THE POSITIVE PREDICTIVE VALUE OF PARAMEDIC VERSUS EMERGENCY PHYSICIAN INTERPRETATION OF THE PREHOSPITAL 12-LEAD ELECTROCARDIOGRAM

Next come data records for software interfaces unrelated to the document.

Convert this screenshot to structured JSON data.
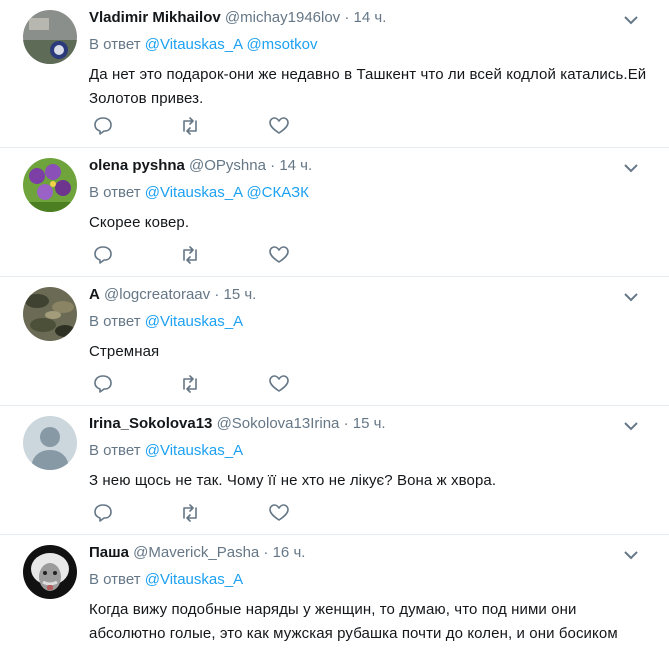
{
  "reply_prefix": "В ответ",
  "tweets": [
    {
      "name": "Vladimir Mikhailov",
      "handle": "@michay1946lov",
      "dot": "·",
      "time": "14 ч.",
      "mentions": [
        "@Vitauskas_A",
        "@msotkov"
      ],
      "text": "Да нет это подарок-они же недавно в Ташкент что ли всей кодлой катались.Ей Золотов привез.",
      "avatar": "avatar-vladimir"
    },
    {
      "name": "olena pyshna",
      "handle": "@OPyshna",
      "dot": "·",
      "time": "14 ч.",
      "mentions": [
        "@Vitauskas_A",
        "@СКАЗК"
      ],
      "text": "Скорее ковер.",
      "avatar": "avatar-olena"
    },
    {
      "name": "A",
      "handle": "@logcreatoraav",
      "dot": "·",
      "time": "15 ч.",
      "mentions": [
        "@Vitauskas_A"
      ],
      "text": "Стремная",
      "avatar": "avatar-camo"
    },
    {
      "name": "Irina_Sokolova13",
      "handle": "@Sokolova13Irina",
      "dot": "·",
      "time": "15 ч.",
      "mentions": [
        "@Vitauskas_A"
      ],
      "text": "З нею щось не так. Чому її не хто не лікує? Вона ж хвора.",
      "avatar": "avatar-default"
    },
    {
      "name": "Паша",
      "handle": "@Maverick_Pasha",
      "dot": "·",
      "time": "16 ч.",
      "mentions": [
        "@Vitauskas_A"
      ],
      "text": "Когда вижу подобные наряды у женщин, то думаю, что под ними они абсолютно голые, это как мужская рубашка почти до колен, и они босиком",
      "avatar": "avatar-einstein"
    }
  ],
  "colors": {
    "accent": "#1da1f2",
    "muted": "#657786",
    "icon": "#657786",
    "divider": "#e6ecf0"
  }
}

Background. Obtaining a prehospital 12-lead ECG may improve triage and expedite care of patients with acute myocardial infarction (AMI). Whether the ECG should undergo physician review prior to activation of a percutaneous intervention (PCI) team is unclear. Objective. To document the positive predictive value (PPV) of the prehospital 12- lead ECG when interpreted by paramedics versus emergency physicians. Methods. This was a prospective, observational study. In November 2003, our local health care and emergency medical services (EMS) systems implemented a prehospital “cardiac alert” program in which patients suspected of having ST-elevation myocardial infarction (STEMI) based on the prehospital 12-lead ECG were diverted away from receiving facilities without emergent PCI capability and the PCI team was mobilized. For the first year, a cardiac alert was activated by paramedics (Phase I). After the first year, the ECG was transmitted to the ED, with the emergency physician (EP) responsible for activation (Phase II). The PPV for cardiac alerts in Phases I and II were compared by using three different “gold standards”: cardiologist interpretation of the prehospital 12-lead ECG, disposition to emergent PCI, and coronary lesions on angiography or arrest prior to emergent PCI. Results. A total of 110 patients were enrolled (54 in Phase I, 56 in Phase II). Cardiologist confirmation of a STEMI on the prehospital 12-leadEKGwas 42/54 (78%) in Phase I and 54/56 (96%) in Phase II. Disposition to emergent PCI occurred in 38/54 (70%) Phase I patients and 51/56 (91%) Phase II patients. Lesions at catheterization or arrest prior to emergent PCI were observed in 41/54 (69%) of Phase I patients and 50/56 (89%) of Phase II patients. All of these comparisons achieved statistical significance (p less than 0.01) Conclusions. Transmission to the ED for EP interpretation improves the PPV of the prehospital 12-lead ECG for triage and therapeutic decision-making.
-PREHOSPITAL EMERGENCY CARE 2007;11:399–402